#### Exercise aim
Select the lines below containing the word "text".

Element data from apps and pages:
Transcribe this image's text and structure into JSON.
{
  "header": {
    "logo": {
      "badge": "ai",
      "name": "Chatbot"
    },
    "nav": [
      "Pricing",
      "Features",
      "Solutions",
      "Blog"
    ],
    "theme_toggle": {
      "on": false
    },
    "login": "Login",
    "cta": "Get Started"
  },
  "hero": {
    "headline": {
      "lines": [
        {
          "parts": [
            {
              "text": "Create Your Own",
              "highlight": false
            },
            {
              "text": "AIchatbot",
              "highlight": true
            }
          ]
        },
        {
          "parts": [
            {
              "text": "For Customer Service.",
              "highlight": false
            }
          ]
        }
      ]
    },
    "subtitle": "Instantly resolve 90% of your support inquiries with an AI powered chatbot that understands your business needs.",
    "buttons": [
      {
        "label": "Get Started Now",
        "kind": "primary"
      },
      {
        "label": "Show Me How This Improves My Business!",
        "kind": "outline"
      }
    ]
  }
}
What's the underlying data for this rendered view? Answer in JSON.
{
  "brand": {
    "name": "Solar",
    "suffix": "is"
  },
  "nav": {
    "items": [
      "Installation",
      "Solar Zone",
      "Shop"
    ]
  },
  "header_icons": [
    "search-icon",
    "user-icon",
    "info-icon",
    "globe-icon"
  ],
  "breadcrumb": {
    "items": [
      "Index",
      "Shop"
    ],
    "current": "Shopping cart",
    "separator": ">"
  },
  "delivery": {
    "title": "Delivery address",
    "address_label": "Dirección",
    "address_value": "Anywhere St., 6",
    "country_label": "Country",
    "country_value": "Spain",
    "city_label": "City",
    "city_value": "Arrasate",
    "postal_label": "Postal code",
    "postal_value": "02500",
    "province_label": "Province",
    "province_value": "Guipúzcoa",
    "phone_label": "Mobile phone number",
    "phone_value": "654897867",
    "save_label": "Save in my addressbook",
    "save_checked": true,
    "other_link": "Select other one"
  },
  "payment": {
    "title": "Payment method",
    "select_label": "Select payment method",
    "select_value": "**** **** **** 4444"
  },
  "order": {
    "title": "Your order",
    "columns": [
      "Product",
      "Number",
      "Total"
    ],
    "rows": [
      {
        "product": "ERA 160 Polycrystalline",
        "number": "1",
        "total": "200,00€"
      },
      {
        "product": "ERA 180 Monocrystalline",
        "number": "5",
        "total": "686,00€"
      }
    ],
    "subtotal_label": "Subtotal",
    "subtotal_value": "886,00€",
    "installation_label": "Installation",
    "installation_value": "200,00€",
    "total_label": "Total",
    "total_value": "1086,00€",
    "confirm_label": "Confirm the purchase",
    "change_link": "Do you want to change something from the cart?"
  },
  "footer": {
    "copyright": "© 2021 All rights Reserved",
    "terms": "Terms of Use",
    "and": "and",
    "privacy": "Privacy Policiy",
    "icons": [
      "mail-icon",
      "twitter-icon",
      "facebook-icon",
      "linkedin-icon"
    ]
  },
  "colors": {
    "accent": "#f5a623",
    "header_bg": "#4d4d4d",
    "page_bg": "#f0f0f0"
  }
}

#### Reply to the task
Transcribe this image's text and structure into JSON.
              "text": "Create Your Own",
              "text": "AIchatbot",
              "text": "For Customer Service.",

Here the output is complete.